Nubian Bloodlines

We have done a lot of Nubian pedigree research over the years, and would like to share some of our thoughts and ideas, on the pros and cons of some bloodlines. Please note that there are a lot of different bloodlines out there, but we’ll only use some of them as examples.

First I’ll compare the “old-timey goats,” and the “new-timey” goats.

An old-time doe, in my eyes, is fairly stocky and produces a somewhat smaller quantity of milk, yet is consistent over time, so is able to hold up to the production. In other words, she might be producing half a gallon of milk a day and be able to keep that up from March until October, and it does not set her back much at all – an all around “no trouble,” healthy doe!

Cadillac, Kismet, Hallcienda, Faith Farm, Cold Comfort, M&M Arnold Farm, Slate Woods, Bulletcreek, Amberwood, and Kastdemur are some bloodlines that contain these types of goats.

A “new-time” doe, from what I see, is a more lean, perhaps more graceful doe that might produce a very high quantity of milk. While this isn’t all bad for a goat to be producing a gallon of milk a day, it is not necessarily healthy for a doe of this type. She will most likely grow thin, as she is eating to supply milk for her baby, instead of fat for herself. I think in the show ring they basically say that a doe that is thinner in build, having a larger udder, has a good dairy type.

Some of the newer, show-type bloodlines include – Kastdemur, Hoanbu, Lakeshore, Jacob’s Pride, Goldthwaite, Price o the Field.

Please note that by calling the above bloodlines “newer,” I don’t mean that the breeders have not been raising goats for years. The older bloodlines mentioned actually consisted of some show goats, but are more like the “old-timey” goat that I mentioned. Of course it varies from goat to goat, also.

Also please note that I placed the Kastdemur bloodlines in both categories. From what I see, the Kastdemur goats have done very well in the show ring, but I’ve also seen pictures of some (one in particular) beautiful, stocky-built goats, that came from their herd.
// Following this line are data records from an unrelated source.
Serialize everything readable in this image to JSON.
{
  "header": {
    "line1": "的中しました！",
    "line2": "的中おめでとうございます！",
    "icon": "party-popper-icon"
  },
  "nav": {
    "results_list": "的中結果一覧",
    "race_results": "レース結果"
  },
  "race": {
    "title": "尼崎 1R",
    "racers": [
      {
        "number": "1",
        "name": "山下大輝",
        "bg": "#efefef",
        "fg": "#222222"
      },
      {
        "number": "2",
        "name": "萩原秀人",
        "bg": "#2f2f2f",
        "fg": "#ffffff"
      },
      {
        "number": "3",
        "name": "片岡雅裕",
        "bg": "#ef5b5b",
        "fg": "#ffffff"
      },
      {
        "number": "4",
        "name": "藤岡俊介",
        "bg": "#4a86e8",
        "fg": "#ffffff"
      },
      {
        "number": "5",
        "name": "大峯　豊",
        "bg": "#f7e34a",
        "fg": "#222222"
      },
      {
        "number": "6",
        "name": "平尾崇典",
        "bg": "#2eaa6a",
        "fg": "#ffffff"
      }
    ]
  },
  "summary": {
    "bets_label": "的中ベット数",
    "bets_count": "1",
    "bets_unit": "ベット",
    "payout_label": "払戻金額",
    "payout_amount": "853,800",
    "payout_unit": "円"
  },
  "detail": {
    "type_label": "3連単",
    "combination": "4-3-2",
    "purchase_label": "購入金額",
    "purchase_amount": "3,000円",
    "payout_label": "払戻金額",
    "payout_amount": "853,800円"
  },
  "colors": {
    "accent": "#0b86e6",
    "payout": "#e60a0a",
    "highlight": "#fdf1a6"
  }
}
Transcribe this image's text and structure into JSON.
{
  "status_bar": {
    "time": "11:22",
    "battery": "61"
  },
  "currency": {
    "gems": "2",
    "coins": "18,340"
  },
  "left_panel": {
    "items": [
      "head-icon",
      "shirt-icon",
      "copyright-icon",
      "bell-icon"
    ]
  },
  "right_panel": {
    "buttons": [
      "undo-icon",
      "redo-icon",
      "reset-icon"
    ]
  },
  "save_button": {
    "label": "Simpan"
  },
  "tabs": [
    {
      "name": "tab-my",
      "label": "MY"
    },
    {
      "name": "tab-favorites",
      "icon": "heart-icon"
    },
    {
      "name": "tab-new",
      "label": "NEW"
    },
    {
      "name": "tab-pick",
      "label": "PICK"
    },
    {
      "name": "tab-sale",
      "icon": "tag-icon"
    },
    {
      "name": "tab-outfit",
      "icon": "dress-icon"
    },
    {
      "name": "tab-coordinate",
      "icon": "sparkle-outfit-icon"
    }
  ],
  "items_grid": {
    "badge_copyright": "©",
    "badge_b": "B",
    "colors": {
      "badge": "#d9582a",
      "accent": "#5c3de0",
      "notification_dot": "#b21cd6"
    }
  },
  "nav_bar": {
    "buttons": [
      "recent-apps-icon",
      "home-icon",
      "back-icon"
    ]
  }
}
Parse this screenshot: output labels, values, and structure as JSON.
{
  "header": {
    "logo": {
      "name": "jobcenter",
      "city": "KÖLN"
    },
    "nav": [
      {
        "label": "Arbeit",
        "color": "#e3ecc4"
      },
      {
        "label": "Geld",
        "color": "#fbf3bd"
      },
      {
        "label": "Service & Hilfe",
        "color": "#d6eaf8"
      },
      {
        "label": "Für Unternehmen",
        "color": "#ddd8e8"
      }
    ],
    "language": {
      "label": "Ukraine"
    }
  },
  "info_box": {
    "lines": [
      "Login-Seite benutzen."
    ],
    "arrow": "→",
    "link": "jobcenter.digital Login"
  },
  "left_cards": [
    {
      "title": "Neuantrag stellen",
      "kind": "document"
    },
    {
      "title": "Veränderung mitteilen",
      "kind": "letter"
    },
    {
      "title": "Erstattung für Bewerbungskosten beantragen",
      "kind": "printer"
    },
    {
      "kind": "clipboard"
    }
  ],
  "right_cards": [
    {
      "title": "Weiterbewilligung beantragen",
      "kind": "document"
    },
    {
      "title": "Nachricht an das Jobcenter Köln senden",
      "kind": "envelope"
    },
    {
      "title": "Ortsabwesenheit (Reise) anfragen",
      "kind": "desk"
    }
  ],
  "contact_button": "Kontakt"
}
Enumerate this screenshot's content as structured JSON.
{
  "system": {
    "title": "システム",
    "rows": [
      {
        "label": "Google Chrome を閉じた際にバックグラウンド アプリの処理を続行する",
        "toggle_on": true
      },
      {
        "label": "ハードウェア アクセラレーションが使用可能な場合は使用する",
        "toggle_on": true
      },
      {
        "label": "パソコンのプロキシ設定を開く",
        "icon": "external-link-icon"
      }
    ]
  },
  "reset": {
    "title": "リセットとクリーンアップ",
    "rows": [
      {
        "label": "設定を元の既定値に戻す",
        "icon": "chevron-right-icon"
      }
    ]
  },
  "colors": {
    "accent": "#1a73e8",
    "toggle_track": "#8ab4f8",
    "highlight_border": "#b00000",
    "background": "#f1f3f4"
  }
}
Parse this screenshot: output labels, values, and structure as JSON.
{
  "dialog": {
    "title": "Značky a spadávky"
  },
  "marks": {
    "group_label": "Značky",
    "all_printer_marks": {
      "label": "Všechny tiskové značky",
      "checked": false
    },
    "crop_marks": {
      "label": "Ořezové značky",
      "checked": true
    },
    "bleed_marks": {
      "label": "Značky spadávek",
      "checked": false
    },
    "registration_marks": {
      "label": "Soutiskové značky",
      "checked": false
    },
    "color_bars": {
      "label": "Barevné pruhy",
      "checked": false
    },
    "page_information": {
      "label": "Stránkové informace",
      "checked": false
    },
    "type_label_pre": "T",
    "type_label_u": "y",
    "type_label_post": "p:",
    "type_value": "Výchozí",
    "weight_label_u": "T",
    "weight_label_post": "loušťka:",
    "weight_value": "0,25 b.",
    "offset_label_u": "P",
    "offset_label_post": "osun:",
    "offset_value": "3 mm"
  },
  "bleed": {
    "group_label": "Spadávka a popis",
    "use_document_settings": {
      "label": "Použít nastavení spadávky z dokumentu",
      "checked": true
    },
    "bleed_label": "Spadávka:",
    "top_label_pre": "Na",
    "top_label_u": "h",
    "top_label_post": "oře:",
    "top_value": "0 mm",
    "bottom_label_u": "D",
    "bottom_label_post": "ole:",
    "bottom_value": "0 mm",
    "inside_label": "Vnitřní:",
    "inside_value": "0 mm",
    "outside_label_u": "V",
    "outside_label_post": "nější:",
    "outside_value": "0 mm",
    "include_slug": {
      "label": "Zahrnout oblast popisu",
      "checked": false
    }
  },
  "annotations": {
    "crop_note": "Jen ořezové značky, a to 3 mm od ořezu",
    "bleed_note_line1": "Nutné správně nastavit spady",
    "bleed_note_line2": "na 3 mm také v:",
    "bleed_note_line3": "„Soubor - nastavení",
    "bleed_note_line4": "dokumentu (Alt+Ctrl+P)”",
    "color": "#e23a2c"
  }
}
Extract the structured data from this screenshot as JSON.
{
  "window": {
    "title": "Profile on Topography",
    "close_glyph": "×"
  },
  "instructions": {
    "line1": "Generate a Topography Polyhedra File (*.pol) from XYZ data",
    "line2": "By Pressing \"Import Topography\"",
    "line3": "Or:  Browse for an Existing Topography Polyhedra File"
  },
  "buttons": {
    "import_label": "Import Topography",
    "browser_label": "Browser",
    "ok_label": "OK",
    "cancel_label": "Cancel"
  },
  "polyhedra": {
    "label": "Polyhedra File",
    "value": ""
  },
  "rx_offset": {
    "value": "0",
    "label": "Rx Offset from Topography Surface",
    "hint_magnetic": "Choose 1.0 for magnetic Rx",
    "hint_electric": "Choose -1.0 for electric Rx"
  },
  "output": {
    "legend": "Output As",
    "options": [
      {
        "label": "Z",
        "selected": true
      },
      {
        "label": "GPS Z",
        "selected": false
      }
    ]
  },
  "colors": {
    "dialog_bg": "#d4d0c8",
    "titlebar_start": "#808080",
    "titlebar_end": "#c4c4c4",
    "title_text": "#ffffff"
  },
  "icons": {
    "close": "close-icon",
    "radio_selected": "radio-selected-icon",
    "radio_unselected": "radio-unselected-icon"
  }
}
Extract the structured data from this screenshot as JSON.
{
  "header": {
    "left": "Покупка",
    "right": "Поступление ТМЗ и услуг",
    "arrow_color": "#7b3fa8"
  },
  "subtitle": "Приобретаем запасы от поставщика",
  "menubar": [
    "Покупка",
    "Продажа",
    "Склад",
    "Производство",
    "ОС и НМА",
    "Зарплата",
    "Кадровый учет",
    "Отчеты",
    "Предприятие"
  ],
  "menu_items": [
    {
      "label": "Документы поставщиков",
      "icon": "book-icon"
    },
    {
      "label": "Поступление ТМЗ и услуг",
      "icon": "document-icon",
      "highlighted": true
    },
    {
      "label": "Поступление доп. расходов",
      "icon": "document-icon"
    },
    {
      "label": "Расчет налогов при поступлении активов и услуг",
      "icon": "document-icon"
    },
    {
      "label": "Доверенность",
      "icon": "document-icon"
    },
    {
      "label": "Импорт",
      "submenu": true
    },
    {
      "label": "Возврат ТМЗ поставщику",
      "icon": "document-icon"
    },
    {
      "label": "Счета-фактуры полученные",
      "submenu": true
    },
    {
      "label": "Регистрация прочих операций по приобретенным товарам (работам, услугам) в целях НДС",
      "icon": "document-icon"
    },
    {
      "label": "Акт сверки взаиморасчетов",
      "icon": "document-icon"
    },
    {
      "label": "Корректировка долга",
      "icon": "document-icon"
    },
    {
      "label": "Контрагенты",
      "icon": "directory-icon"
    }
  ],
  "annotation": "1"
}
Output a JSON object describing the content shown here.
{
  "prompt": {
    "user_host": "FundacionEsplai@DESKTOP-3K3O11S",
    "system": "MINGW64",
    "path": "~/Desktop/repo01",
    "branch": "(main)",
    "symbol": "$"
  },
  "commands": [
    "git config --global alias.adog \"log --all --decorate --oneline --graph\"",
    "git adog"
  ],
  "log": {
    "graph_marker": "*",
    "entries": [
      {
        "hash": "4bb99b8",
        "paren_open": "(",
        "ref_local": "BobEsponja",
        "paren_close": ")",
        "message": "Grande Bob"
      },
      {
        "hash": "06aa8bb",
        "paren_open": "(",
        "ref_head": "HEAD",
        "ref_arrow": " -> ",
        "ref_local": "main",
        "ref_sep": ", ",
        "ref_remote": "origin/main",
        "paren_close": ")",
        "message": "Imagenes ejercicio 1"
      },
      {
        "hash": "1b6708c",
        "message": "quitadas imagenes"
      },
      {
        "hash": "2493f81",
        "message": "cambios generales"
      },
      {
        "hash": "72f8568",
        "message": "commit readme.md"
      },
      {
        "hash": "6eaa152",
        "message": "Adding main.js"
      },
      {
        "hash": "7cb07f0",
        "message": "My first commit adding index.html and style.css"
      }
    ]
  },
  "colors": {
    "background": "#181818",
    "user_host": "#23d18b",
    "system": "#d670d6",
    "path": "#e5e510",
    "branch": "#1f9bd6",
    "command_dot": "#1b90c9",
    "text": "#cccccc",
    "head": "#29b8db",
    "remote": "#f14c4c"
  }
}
On the other hand, Foxwood is another bloodline that has the old-time genetics, yet some of their does have more of a show build. Again, it varies from goat to goat.

There are also a couple things I’d like to note – there are some bloodlines that contain something in their herd that they call G6S. While these goats might produce a large amount of milk, and do well in the show ring, I think they are undesirable because of this. While some people will just dispose of individual goats that carry it, I think we should stay away from these bloodlines altogether, as much as possible! To learn more about G6S, there are articles on the internet, such as:

http://www.goatworld.com/articles/g6s.shtml

http://www.freewebs.com/calmgentledairygoatfarm/g6sarticle.htm

Also, there are Purebred and American Nubians. An American Nubian can usually be distinguished by her large and stocky size. These are not to be confused with an old-time, purebred Nubian. American Nubians are bred to produce a large amount of milk, so probably have some other kind of goat (such as Saanen) in their genetics. While these goats might be good for the homestead (we can take a lesson from this – the American was bred for milk production, so was also bred for a stocky build :), they aren’t purebred Nubians.

So in summary – old type does are stocky in build, yet might not produce quite as much milk. Show type does are smaller in muscle build, but produce a high quantity of milk. Our thought on this is to cross the two types to produce a stocky doe that produces a very manageable amount of milk, thus holding up to it well.

You might also enjoy looking at the Amberwood website, as they have lots of information and pictures about goats. They have several pictures of the old-time buck, Hallcienda Frosty Marvin, whose name we like to see in our goats’ pedigrees!